-- Records provided follows --

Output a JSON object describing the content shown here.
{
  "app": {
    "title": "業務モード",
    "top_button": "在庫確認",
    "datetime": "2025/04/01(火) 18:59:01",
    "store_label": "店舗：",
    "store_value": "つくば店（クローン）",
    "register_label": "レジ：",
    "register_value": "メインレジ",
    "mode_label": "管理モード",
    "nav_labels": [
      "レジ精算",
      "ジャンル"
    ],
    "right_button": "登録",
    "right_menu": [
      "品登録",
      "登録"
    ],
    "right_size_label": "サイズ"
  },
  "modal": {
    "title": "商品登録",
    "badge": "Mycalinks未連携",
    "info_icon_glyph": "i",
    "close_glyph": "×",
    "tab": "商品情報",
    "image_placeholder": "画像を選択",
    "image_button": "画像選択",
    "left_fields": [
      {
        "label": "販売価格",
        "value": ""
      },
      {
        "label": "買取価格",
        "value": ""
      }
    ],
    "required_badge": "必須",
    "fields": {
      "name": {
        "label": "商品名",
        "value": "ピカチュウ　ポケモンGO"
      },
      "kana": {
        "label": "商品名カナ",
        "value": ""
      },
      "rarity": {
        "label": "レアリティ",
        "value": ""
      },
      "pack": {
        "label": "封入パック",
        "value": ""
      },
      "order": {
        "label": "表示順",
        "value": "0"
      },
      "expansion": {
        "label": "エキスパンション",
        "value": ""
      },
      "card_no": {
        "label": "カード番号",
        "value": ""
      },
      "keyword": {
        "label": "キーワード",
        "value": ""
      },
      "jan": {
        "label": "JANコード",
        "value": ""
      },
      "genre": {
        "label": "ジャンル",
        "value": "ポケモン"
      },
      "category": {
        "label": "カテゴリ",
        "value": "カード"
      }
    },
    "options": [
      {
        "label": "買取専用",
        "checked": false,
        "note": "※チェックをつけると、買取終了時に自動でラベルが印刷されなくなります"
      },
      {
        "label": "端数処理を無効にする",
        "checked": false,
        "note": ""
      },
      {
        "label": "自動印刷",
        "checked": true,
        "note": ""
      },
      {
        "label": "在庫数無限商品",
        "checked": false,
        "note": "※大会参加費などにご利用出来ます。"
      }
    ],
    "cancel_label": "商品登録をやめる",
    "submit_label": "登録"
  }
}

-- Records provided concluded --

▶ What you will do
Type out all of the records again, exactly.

▶ Response for this exercise
Output a JSON object describing the content shown here.
{
  "app": {
    "title": "業務モード",
    "top_button": "在庫確認",
    "datetime": "2025/04/01(火) 18:59:01",
    "store_label": "店舗：",
    "store_value": "つくば店（クローン）",
    "register_label": "レジ：",
    "register_value": "メインレジ",
    "mode_label": "管理モード",
    "nav_labels": [
      "レジ精算",
      "ジャンル"
    ],
    "right_button": "登録",
    "right_menu": [
      "品登録",
      "登録"
    ],
    "right_size_label": "サイズ"
  },
  "modal": {
    "title": "商品登録",
    "badge": "Mycalinks未連携",
    "info_icon_glyph": "i",
    "close_glyph": "×",
    "tab": "商品情報",
    "image_placeholder": "画像を選択",
    "image_button": "画像選択",
    "left_fields": [
      {
        "label": "販売価格",
        "value": ""
      },
      {
        "label": "買取価格",
        "value": ""
      }
    ],
    "required_badge": "必須",
    "fields": {
      "name": {
        "label": "商品名",
        "value": "ピカチュウ　ポケモンGO"
      },
      "kana": {
        "label": "商品名カナ",
        "value": ""
      },
      "rarity": {
        "label": "レアリティ",
        "value": ""
      },
      "pack": {
        "label": "封入パック",
        "value": ""
      },
      "order": {
        "label": "表示順",
        "value": "0"
      },
      "expansion": {
        "label": "エキスパンション",
        "value": ""
      },
      "card_no": {
        "label": "カード番号",
        "value": ""
      },
      "keyword": {
        "label": "キーワード",
        "value": ""
      },
      "jan": {
        "label": "JANコード",
        "value": ""
      },
      "genre": {
        "label": "ジャンル",
        "value": "ポケモン"
      },
      "category": {
        "label": "カテゴリ",
        "value": "カード"
      }
    },
    "options": [
      {
        "label": "買取専用",
        "checked": false,
        "note": "※チェックをつけると、買取終了時に自動でラベルが印刷されなくなります"
      },
      {
        "label": "端数処理を無効にする",
        "checked": false,
        "note": ""
      },
      {
        "label": "自動印刷",
        "checked": true,
        "note": ""
      },
      {
        "label": "在庫数無限商品",
        "checked": false,
        "note": "※大会参加費などにご利用出来ます。"
      }
    ],
    "cancel_label": "商品登録をやめる",
    "submit_label": "登録"
  }
}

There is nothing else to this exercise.